None of this is to say that people working for government agencies are bad, lazy, or uncaring people. That’s not it at all. However, they are stuck in an environment where all of the caring and hard work in the world simply cannot overcome the organizational culture. All of this has been studied and well documented by organizational behavioralists.
MehRan Rastakhiz, PhD has a short paper that discusses the shortcomings of the bureaucratic structure. Dr. Rastakhiz cites a number of studies to support his discussion. He notes that private sector organizations used to be similar to public sector organizations. But the private sector has evolved away from the bureaucratic structure to “fluid networks reinforced by core values of empowerment and learning.”
Consequently, private sector organizations are becoming more “holistic,” “environmentally aware,” and “publicly conscious.” Government agencies, on the other hand, are “steeped in historical tradition” and “continue to operate in isolated, mechanistic, and emotionless ways.”
Dr. Rastakhiz includes a brief, but decent discussion of the important role that government organizations play.

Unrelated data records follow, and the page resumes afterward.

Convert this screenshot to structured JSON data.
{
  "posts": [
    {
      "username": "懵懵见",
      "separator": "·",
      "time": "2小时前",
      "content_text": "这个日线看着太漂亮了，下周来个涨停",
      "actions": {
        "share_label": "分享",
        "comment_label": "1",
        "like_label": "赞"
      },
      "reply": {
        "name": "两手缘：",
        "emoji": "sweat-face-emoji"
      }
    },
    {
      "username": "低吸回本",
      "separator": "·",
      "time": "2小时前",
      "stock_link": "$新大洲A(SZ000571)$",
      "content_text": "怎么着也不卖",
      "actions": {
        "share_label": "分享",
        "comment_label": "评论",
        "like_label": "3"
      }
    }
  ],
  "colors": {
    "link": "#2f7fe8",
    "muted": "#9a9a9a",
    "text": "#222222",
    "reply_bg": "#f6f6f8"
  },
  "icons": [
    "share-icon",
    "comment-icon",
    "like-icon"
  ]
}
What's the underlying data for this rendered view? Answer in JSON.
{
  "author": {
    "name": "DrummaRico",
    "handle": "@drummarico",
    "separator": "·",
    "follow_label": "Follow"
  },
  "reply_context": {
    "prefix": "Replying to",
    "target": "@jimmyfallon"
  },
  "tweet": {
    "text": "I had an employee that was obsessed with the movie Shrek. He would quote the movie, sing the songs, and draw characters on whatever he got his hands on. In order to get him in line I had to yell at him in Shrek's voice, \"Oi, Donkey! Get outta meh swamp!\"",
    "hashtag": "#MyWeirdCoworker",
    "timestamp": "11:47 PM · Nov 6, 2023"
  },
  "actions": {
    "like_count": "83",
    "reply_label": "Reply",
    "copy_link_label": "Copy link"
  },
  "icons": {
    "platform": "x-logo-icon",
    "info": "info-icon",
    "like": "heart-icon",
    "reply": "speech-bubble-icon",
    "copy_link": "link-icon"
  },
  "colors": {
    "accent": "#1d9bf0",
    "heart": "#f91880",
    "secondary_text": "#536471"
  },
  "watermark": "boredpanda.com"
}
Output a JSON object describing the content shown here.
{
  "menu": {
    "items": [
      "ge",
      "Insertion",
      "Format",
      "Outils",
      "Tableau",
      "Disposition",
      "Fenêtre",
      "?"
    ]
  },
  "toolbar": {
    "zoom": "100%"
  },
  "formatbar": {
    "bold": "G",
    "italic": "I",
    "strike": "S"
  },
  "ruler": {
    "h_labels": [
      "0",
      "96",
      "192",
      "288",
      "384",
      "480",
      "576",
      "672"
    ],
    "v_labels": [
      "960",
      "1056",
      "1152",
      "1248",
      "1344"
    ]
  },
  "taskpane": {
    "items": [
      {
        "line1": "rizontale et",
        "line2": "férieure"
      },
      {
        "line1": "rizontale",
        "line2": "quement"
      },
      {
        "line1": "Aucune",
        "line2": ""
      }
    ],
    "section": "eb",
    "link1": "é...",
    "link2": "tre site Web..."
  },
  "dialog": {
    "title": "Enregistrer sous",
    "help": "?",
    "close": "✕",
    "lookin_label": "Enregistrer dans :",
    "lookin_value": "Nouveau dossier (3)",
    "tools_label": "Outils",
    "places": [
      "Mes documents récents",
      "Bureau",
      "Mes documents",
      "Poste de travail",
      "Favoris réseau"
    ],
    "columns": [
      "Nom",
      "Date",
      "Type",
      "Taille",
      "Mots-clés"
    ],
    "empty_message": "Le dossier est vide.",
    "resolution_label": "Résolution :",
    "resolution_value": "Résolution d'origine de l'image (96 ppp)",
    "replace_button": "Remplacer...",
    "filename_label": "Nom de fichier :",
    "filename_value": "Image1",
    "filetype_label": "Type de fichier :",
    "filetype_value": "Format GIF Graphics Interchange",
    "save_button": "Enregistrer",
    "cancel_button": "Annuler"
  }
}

“Governments … maintain control, make the rules by which organizations operate, and retain the monopoly of legitimate coercive power. Often, they are the stable guarantors of open and fair dealing …. Governments facilitate the establishment and enforcement of the fundamental understandings necessary for action: who is entitled to what uses (use rights); who may legitimately sell products, land, and equipment (ownership rights); and what actions are acceptable (contract law).”
So now we know that governments are important and that government agencies are stifling bureaucracies. Dr. Rastakhiz encourages government agencies to make actual cultural changes and break out of the bureaucracy mold to gain the advantages found in private sector organizations. He mentions a number of initiatives (“incentive programs”) underway that aim to accomplish this by “select[ing], recruit[ing], and train[ing] a new generation of managers and leaders.”
In other words, Dr. Rastakhiz feels that government agencies are capable of changing from the bureaucratic style of organization to a more dynamic style. All they need are incentives. I mean, why shouldn’t they be able to make the shift to become more like the private sector? The private sector was once bureaucratic, and it has made the jump. Why can’t government?
The answer to these questions lies in Dr. Rastakhiz’s discussion of the role of government. The private sector and the government play dramatically different roles. Government is the maker and maintainer of the rules — the laws that govern society. Bureaucracy is a hierarchical system based on laws, written rules, and clearly defined career paths, among other things. It is the type of organization that is best suited for implementing and administering laws. Flexible, dynamic organizations are well suited to meeting customer needs, but are ill suited for implementing and administering laws.
Dr. Rastakhiz wants to make a dog out of a cat. He’s not alone. People argue all of the time that you can make government more productive, efficient, and customer friendly if only you have the right elected and appointed officials. If you have this nirvana cadre of individuals, you can certainly improve government, but you can never make it something it is not. You can hire the best trainers in the world and get your cat to do some of the things a dog does, but you will never turn your cat into a dog.
While promoting incentive programs, our good PhD conveniently failed to mention research, such as this 2002 University of Albany study that found no evidence that these programs (some of which have been going for more than 20 years) produce any desirable results or even have the potential to do so. This is because they are fighting a losing battle. Government agencies can be improved, but you cannot make them into something they are not. The primary role of government simply precludes this possibility.
Today, many people are clamoring for government to do more than it ever has in the past. Many people, for example, seem willing to entrust government with our health care because they are fed up with the problems in the current system (many of which stem from current government intervention). Unfortunately, confidence in government to adequately manage these types of programs is ill placed. We are asking a system whose main purpose is laws and rules to step in and provide services that in no way fall into its designed roles or competencies.
This kind of thing begins with the best of intentions, but the goals that are sought simply cannot be achieved through the tool of government. You may be frustrated with the performance of your screwdriver, but dumping the screwdriver in favor of a hammer is going to produce a worse result. The same is true when we assay to use government for purposes for which it is not suited.
This is why I favor limited government, as did our Founders. Government should stick to the business for which it is suited and should keep out of endeavors for which it is poorly suited. When we use government for the wrong purposes, it results in coercion, oppression, and limitations on liberties that each of us should regard as precious.